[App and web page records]
____________________

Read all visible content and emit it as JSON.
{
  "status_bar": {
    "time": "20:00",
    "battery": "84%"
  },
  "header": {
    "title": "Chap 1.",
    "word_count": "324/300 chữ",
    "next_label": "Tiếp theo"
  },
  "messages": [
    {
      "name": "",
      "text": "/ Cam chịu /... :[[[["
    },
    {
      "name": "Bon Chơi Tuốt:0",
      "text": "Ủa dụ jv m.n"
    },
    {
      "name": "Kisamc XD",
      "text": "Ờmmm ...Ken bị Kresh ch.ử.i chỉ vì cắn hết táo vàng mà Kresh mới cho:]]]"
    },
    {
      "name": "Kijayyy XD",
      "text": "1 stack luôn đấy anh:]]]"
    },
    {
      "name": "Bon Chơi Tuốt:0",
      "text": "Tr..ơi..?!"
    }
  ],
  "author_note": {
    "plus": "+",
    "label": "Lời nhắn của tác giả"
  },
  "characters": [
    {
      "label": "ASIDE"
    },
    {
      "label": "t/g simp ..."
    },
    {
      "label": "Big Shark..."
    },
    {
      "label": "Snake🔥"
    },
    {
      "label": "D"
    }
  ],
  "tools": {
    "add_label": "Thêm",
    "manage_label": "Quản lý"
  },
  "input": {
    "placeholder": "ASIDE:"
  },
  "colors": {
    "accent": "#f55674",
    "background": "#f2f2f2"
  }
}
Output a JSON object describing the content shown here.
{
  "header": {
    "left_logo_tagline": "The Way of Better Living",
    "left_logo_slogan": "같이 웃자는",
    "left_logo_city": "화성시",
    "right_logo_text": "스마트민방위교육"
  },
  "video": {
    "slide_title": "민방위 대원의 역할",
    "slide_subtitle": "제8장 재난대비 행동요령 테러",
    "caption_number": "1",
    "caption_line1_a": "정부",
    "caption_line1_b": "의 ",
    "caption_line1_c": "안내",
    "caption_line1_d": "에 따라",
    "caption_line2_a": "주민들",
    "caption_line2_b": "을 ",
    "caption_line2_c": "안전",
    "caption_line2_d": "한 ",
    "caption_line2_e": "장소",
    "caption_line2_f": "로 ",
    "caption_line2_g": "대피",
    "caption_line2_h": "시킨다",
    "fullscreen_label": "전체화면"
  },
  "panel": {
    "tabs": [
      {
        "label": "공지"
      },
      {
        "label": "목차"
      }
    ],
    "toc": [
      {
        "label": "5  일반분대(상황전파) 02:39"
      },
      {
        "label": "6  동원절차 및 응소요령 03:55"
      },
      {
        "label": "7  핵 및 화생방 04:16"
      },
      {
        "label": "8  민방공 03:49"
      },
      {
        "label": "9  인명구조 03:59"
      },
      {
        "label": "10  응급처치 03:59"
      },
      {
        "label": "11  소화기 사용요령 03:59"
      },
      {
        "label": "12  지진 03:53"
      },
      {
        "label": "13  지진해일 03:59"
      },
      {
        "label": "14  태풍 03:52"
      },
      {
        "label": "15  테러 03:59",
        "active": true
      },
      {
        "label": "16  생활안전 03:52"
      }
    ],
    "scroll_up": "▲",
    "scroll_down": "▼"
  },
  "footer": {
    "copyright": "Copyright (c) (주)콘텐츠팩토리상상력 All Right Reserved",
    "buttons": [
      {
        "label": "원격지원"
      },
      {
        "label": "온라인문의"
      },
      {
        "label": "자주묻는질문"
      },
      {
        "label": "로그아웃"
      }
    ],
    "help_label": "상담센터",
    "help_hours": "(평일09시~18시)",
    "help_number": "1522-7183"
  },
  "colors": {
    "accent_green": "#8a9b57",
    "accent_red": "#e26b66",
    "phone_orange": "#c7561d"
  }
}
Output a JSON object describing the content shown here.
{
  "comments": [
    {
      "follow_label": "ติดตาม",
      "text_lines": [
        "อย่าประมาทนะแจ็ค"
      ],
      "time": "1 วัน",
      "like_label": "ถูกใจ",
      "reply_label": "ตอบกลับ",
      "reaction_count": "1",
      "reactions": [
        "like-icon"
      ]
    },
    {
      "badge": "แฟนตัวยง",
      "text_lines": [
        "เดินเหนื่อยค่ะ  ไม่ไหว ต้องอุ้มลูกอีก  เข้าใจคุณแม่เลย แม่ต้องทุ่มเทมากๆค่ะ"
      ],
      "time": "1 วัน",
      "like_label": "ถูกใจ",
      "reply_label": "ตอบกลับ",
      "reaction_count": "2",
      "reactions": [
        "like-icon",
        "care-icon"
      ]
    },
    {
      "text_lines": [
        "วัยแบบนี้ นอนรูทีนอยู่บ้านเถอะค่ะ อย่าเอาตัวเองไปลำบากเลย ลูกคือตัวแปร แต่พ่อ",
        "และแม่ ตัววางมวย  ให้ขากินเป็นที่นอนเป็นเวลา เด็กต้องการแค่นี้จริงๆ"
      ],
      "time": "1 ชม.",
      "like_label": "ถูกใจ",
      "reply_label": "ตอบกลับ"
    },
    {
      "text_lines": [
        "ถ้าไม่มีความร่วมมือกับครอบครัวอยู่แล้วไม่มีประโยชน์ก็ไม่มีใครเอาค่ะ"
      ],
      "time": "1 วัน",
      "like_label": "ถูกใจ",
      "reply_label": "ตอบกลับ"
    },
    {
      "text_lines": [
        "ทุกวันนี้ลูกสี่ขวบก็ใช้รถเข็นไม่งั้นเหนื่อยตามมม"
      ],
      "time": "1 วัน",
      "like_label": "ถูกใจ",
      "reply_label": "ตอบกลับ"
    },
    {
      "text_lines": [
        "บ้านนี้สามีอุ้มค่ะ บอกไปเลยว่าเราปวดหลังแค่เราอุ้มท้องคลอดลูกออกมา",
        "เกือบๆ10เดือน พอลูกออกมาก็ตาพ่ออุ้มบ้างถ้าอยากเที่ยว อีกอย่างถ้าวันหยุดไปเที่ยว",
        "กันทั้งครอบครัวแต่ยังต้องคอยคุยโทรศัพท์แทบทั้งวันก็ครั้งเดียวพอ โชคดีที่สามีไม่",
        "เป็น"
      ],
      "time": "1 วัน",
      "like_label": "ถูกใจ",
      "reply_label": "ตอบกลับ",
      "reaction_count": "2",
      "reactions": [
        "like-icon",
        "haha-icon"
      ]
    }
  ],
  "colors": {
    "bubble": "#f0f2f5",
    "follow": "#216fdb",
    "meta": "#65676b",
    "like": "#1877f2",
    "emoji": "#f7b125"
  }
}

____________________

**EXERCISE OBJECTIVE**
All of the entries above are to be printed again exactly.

**TASK OUTPUT**
Read all visible content and emit it as JSON.
{
  "status_bar": {
    "time": "20:00",
    "battery": "84%"
  },
  "header": {
    "title": "Chap 1.",
    "word_count": "324/300 chữ",
    "next_label": "Tiếp theo"
  },
  "messages": [
    {
      "name": "",
      "text": "/ Cam chịu /... :[[[["
    },
    {
      "name": "Bon Chơi Tuốt:0",
      "text": "Ủa dụ jv m.n"
    },
    {
      "name": "Kisamc XD",
      "text": "Ờmmm ...Ken bị Kresh ch.ử.i chỉ vì cắn hết táo vàng mà Kresh mới cho:]]]"
    },
    {
      "name": "Kijayyy XD",
      "text": "1 stack luôn đấy anh:]]]"
    },
    {
      "name": "Bon Chơi Tuốt:0",
      "text": "Tr..ơi..?!"
    }
  ],
  "author_note": {
    "plus": "+",
    "label": "Lời nhắn của tác giả"
  },
  "characters": [
    {
      "label": "ASIDE"
    },
    {
      "label": "t/g simp ..."
    },
    {
      "label": "Big Shark..."
    },
    {
      "label": "Snake🔥"
    },
    {
      "label": "D"
    }
  ],
  "tools": {
    "add_label": "Thêm",
    "manage_label": "Quản lý"
  },
  "input": {
    "placeholder": "ASIDE:"
  },
  "colors": {
    "accent": "#f55674",
    "background": "#f2f2f2"
  }
}
Output a JSON object describing the content shown here.
{
  "header": {
    "left_logo_tagline": "The Way of Better Living",
    "left_logo_slogan": "같이 웃자는",
    "left_logo_city": "화성시",
    "right_logo_text": "스마트민방위교육"
  },
  "video": {
    "slide_title": "민방위 대원의 역할",
    "slide_subtitle": "제8장 재난대비 행동요령 테러",
    "caption_number": "1",
    "caption_line1_a": "정부",
    "caption_line1_b": "의 ",
    "caption_line1_c": "안내",
    "caption_line1_d": "에 따라",
    "caption_line2_a": "주민들",
    "caption_line2_b": "을 ",
    "caption_line2_c": "안전",
    "caption_line2_d": "한 ",
    "caption_line2_e": "장소",
    "caption_line2_f": "로 ",
    "caption_line2_g": "대피",
    "caption_line2_h": "시킨다",
    "fullscreen_label": "전체화면"
  },
  "panel": {
    "tabs": [
      {
        "label": "공지"
      },
      {
        "label": "목차"
      }
    ],
    "toc": [
      {
        "label": "5  일반분대(상황전파) 02:39"
      },
      {
        "label": "6  동원절차 및 응소요령 03:55"
      },
      {
        "label": "7  핵 및 화생방 04:16"
      },
      {
        "label": "8  민방공 03:49"
      },
      {
        "label": "9  인명구조 03:59"
      },
      {
        "label": "10  응급처치 03:59"
      },
      {
        "label": "11  소화기 사용요령 03:59"
      },
      {
        "label": "12  지진 03:53"
      },
      {
        "label": "13  지진해일 03:59"
      },
      {
        "label": "14  태풍 03:52"
      },
      {
        "label": "15  테러 03:59",
        "active": true
      },
      {
        "label": "16  생활안전 03:52"
      }
    ],
    "scroll_up": "▲",
    "scroll_down": "▼"
  },
  "footer": {
    "copyright": "Copyright (c) (주)콘텐츠팩토리상상력 All Right Reserved",
    "buttons": [
      {
        "label": "원격지원"
      },
      {
        "label": "온라인문의"
      },
      {
        "label": "자주묻는질문"
      },
      {
        "label": "로그아웃"
      }
    ],
    "help_label": "상담센터",
    "help_hours": "(평일09시~18시)",
    "help_number": "1522-7183"
  },
  "colors": {
    "accent_green": "#8a9b57",
    "accent_red": "#e26b66",
    "phone_orange": "#c7561d"
  }
}
Output a JSON object describing the content shown here.
{
  "comments": [
    {
      "follow_label": "ติดตาม",
      "text_lines": [
        "อย่าประมาทนะแจ็ค"
      ],
      "time": "1 วัน",
      "like_label": "ถูกใจ",
      "reply_label": "ตอบกลับ",
      "reaction_count": "1",
      "reactions": [
        "like-icon"
      ]
    },
    {
      "badge": "แฟนตัวยง",
      "text_lines": [
        "เดินเหนื่อยค่ะ  ไม่ไหว ต้องอุ้มลูกอีก  เข้าใจคุณแม่เลย แม่ต้องทุ่มเทมากๆค่ะ"
      ],
      "time": "1 วัน",
      "like_label": "ถูกใจ",
      "reply_label": "ตอบกลับ",
      "reaction_count": "2",
      "reactions": [
        "like-icon",
        "care-icon"
      ]
    },
    {
      "text_lines": [
        "วัยแบบนี้ นอนรูทีนอยู่บ้านเถอะค่ะ อย่าเอาตัวเองไปลำบากเลย ลูกคือตัวแปร แต่พ่อ",
        "และแม่ ตัววางมวย  ให้ขากินเป็นที่นอนเป็นเวลา เด็กต้องการแค่นี้จริงๆ"
      ],
      "time": "1 ชม.",
      "like_label": "ถูกใจ",
      "reply_label": "ตอบกลับ"
    },
    {
      "text_lines": [
        "ถ้าไม่มีความร่วมมือกับครอบครัวอยู่แล้วไม่มีประโยชน์ก็ไม่มีใครเอาค่ะ"
      ],
      "time": "1 วัน",
      "like_label": "ถูกใจ",
      "reply_label": "ตอบกลับ"
    },
    {
      "text_lines": [
        "ทุกวันนี้ลูกสี่ขวบก็ใช้รถเข็นไม่งั้นเหนื่อยตามมม"
      ],
      "time": "1 วัน",
      "like_label": "ถูกใจ",
      "reply_label": "ตอบกลับ"
    },
    {
      "text_lines": [
        "บ้านนี้สามีอุ้มค่ะ บอกไปเลยว่าเราปวดหลังแค่เราอุ้มท้องคลอดลูกออกมา",
        "เกือบๆ10เดือน พอลูกออกมาก็ตาพ่ออุ้มบ้างถ้าอยากเที่ยว อีกอย่างถ้าวันหยุดไปเที่ยว",
        "กันทั้งครอบครัวแต่ยังต้องคอยคุยโทรศัพท์แทบทั้งวันก็ครั้งเดียวพอ โชคดีที่สามีไม่",
        "เป็น"
      ],
      "time": "1 วัน",
      "like_label": "ถูกใจ",
      "reply_label": "ตอบกลับ",
      "reaction_count": "2",
      "reactions": [
        "like-icon",
        "haha-icon"
      ]
    }
  ],
  "colors": {
    "bubble": "#f0f2f5",
    "follow": "#216fdb",
    "meta": "#65676b",
    "like": "#1877f2",
    "emoji": "#f7b125"
  }
}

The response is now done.